r. Photos - Probably the most important thing on the ENTIRE website. Photos should be clear, crisp, and bright.  Show packaging. What does the back look like? Use all five spots. Photos shouldn't have distracting backgrounds. Keep it simple, bright and clean. The first photo should draw your viewer in and create space within the photo. I don't like to use a photo of a model in the first picture, just the piece itself. I like to do a close-up (one or two), a full size photo, a photo showing the piece on someone (brings it to life and adds to scale) and a packaging photo. Another idea is showing the back of the piece. Shoot from all angles. Get creative with it! Use some straight on "regular" shots to. Shoot outside in bright or overcast lighting. Shoot in the same spot for most of your photos. This will show consistancy throughout your shop and will go a long ways in creating a feeling for your shop. Have a "WOW" first sentence to go with a "WOW" first photo. ATTENTION-grabbing - this will spark interest and encourage views. Also, make sure to use LARGE images so customers and click and get a big photo.

s.  Pricing - Price points should be varied to offer the most range to customers who want to spend a lot, a fair amount, or just a small treat. There are certain price points that work the best on Etsy. Look around on Etsy and figure out what price points work best for you and your shop. Does your price reflect material, packaging, photographing, describing, editing and shipping? Also, are you offering discounted rates for multiple purchases from the same buyer? Some people do this to encourage the buyer to stay in their shop and purchase more than one item. It's a nice option, but it's not a requirement. Keep shipping reasonable in relation to the piece.

t.  DO YOU OFTEN REVIEW, EDIT AND UPDATE YOUR SHOP? An active shop is a happy shop.

u. List - do something every day.
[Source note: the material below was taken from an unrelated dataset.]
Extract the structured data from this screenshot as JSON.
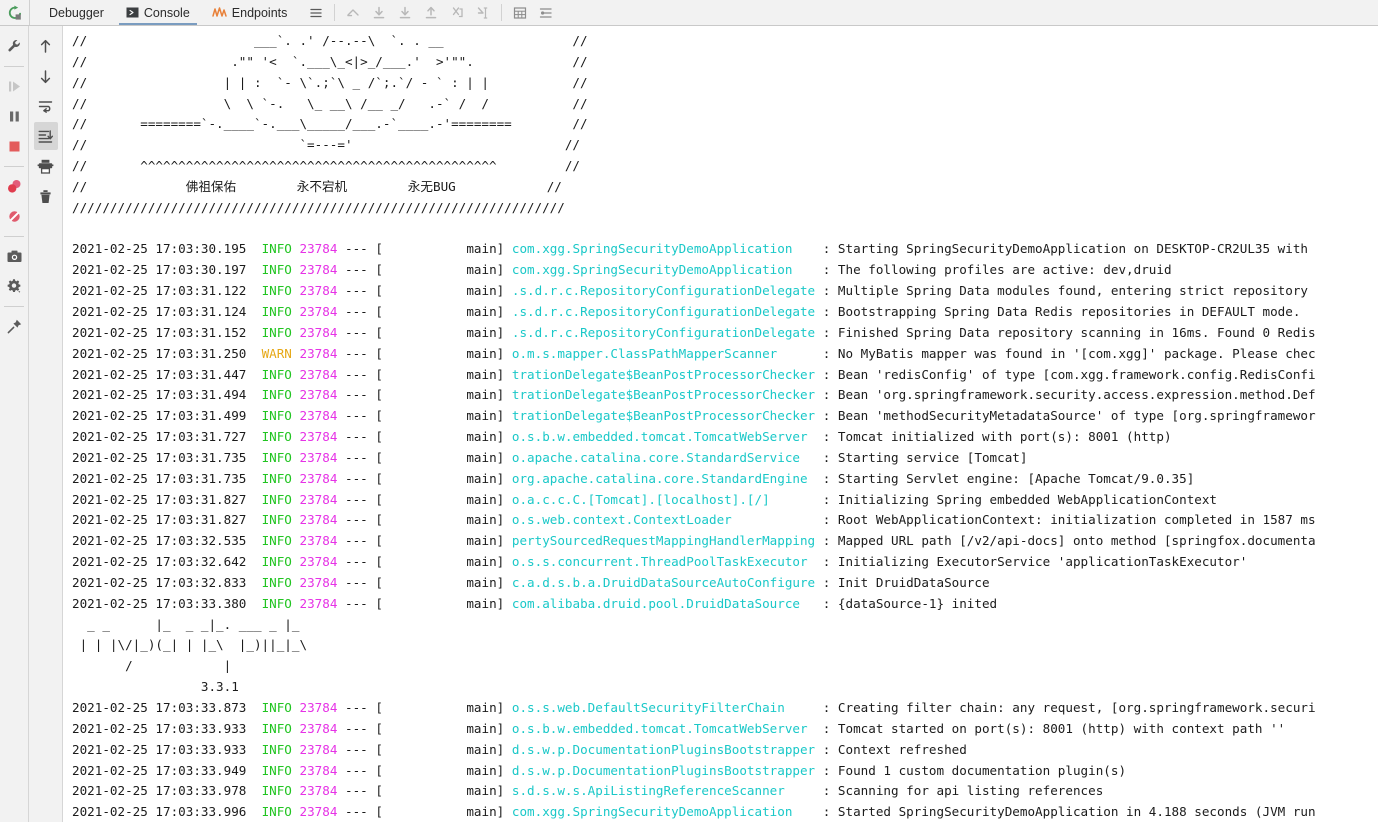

List, relist, renew.

v. Participate - Etsy is a community. Join the chat or post in the forums or on the blog. Personally, I'm a huge fan of the chat, but some people prefer the forums, or both. I'm not really a forum gal, but I have heard of people generating sales by posting in the forums.

2. Learn a little: A word about PHOTOS. They are so so so important - I can't stress this enough.

First please understand that it's not the camera, it's the photographer. It's up to YOU to make your photos interesting, and you don't have to be a photoshop genius to do it! Decide on a simple, non-cluttered, non distracting background that is well lit in natural light - outside is best. (The camera picks up with the human eye does not - indoor lights can change the feeling of a photo, as can using a flash.) Lighten and crop the photos, if you need to. There are some very good free programs out there for such a thing. (The one I use is called IrfanView. It is simple and straightforward and lets you do basic photo editing.)

2a. Angles - Have fun with it-shoot a LOT of shots, and all from different angles. If it's movable, move it! If you can do something with the chain of a piece, then do it.

2b. GET CLOSE and be descriptive. I, as a shopper, want to be able to pick up the piece, feel the weight of it, touch it's texture and judge how it feels in my hand. I also want to inspect the quality of the piece and the detail. Therefore, when shopping online it is impossible to do this. You must CREATE desire and the "need to buy" through your photos, as well as your creative descriptions. Keep your photos simple, but make sure you use the most effictive ones with the most effective angle that will "draw the viewer in".

Stay tuned!
Part II: Creating Desire Through Descriptions
Part III:  FABG!


Popular posts from this blog

The Making of The Babadook Pop Up Book HD

How To Effectively Sell: Part III - FABG!

Artists Collective: #4 - Robert Norman Ross